=== Records shown ===

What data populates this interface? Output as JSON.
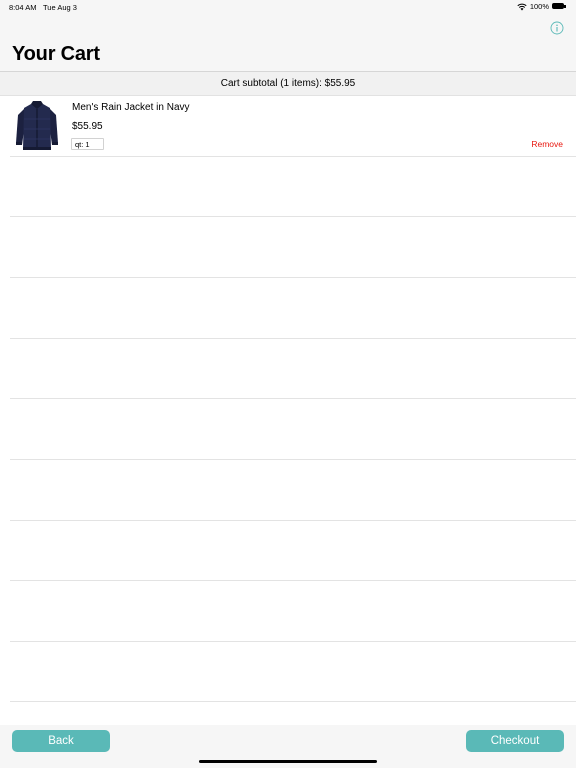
{
  "status_bar": {
    "time": "8:04 AM",
    "date": "Tue Aug 3",
    "battery": "100%"
  },
  "header": {
    "title": "Your Cart",
    "info_icon": "info-circle-icon",
    "accent_color": "#5ab9b7"
  },
  "subtotal": {
    "text": "Cart subtotal (1 items): $55.95"
  },
  "cart": {
    "items": [
      {
        "name": "Men's Rain Jacket in Navy",
        "price": "$55.95",
        "quantity_label": "qt: 1",
        "remove_label": "Remove",
        "image_icon": "navy-rain-jacket-image"
      }
    ]
  },
  "toolbar": {
    "back_label": "Back",
    "checkout_label": "Checkout"
  },
  "colors": {
    "button_bg": "#5ab9b7",
    "remove_text": "#e8170f"
  }
}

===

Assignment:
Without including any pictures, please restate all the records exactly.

Finished task:
What data populates this interface? Output as JSON.
{
  "status_bar": {
    "time": "8:04 AM",
    "date": "Tue Aug 3",
    "battery": "100%"
  },
  "header": {
    "title": "Your Cart",
    "info_icon": "info-circle-icon",
    "accent_color": "#5ab9b7"
  },
  "subtotal": {
    "text": "Cart subtotal (1 items): $55.95"
  },
  "cart": {
    "items": [
      {
        "name": "Men's Rain Jacket in Navy",
        "price": "$55.95",
        "quantity_label": "qt: 1",
        "remove_label": "Remove",
        "image_icon": "navy-rain-jacket-image"
      }
    ]
  },
  "toolbar": {
    "back_label": "Back",
    "checkout_label": "Checkout"
  },
  "colors": {
    "button_bg": "#5ab9b7",
    "remove_text": "#e8170f"
  }
}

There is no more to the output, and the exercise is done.